“After that, opportunities began popping up for us to play,” says Alex. Citing “God’s invisible picture,” Alex says that the path to producing the band’s first LP was an interesting one. 

“Joe has gone to the Banjothon in Knoxville for many years, and one year he took me with him. We had a great time and got to know producer Ned Lubrecki. Rock Hearts wanted to put together a sampler to get out to promoters, and we met Steve Mougin of Dark Shadow Studios in Nashville. Things started lining up perfectly.”

The band released their debut album, Starry Southern Nights, produced by Ned Lubrecki, on October 30. The self-released LP opens with a hard-driving track, 99 Year Blues. The seven remaining tracks include three originals. Joe Deetz shines in his banjo instrumental, Juxtaposed. There is an elegant cover of Townes van Zandt’s Don’t Take it Too Bad. The last track, Stagger Lee, has a lot of history attached to it. First published in 1911, the song is about a murdering pimp. It was first recorded in 1923 by Fred Waring’s Pennsylvanians and made the Billboard Hot 100 list in 1959 with Lloyd Price’s version of the song. Stagger Lee has been recorded by many artists over the years, from the Grateful Dead to Nick Cave. Rock Heart’s version of the song and the Rock Heart’s version leaves listeners wishing there were more than just eight tracks on their debut CD.

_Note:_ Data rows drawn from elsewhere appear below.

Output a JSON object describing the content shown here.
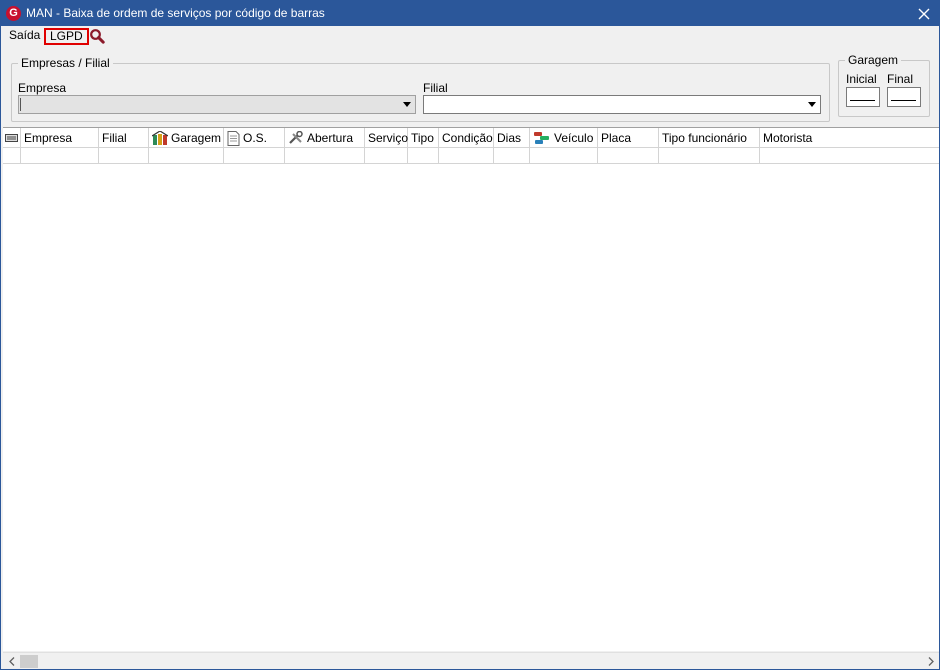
{
  "window": {
    "title": "MAN - Baixa de ordem de serviços por código de barras",
    "app_icon_letter": "G",
    "close_glyph": "✕"
  },
  "menu": {
    "saida": "Saída",
    "lgpd": "LGPD",
    "search_icon": "magnifier-icon"
  },
  "empresas_group": {
    "legend": "Empresas / Filial",
    "empresa_label": "Empresa",
    "filial_label": "Filial",
    "empresa_value": "",
    "filial_value": ""
  },
  "garagem_group": {
    "legend": "Garagem",
    "inicial_label": "Inicial",
    "final_label": "Final",
    "inicial_value": "",
    "final_value": ""
  },
  "grid": {
    "columns": [
      "Empresa",
      "Filial",
      "Garagem",
      "O.S.",
      "Abertura",
      "Serviço",
      "Tipo",
      "Condição",
      "Dias",
      "Veículo",
      "Placa",
      "Tipo funcionário",
      "Motorista"
    ]
  },
  "colors": {
    "titlebar": "#2b579a",
    "highlight": "#e00000"
  }
}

“Music transcends all generations and genres,” says Alex, who wrote the title track of the CD. “I wrote it when I lived in Nashville. I saw an older gentleman dance by himself during a bluegrass night at a local bar. I started writing down what I was seeing and wrote a song about a man who danced to stay connected to his deceased wife. I wrote it like a mini-movie, and I’m happy to say it’s been a crowd favorite.”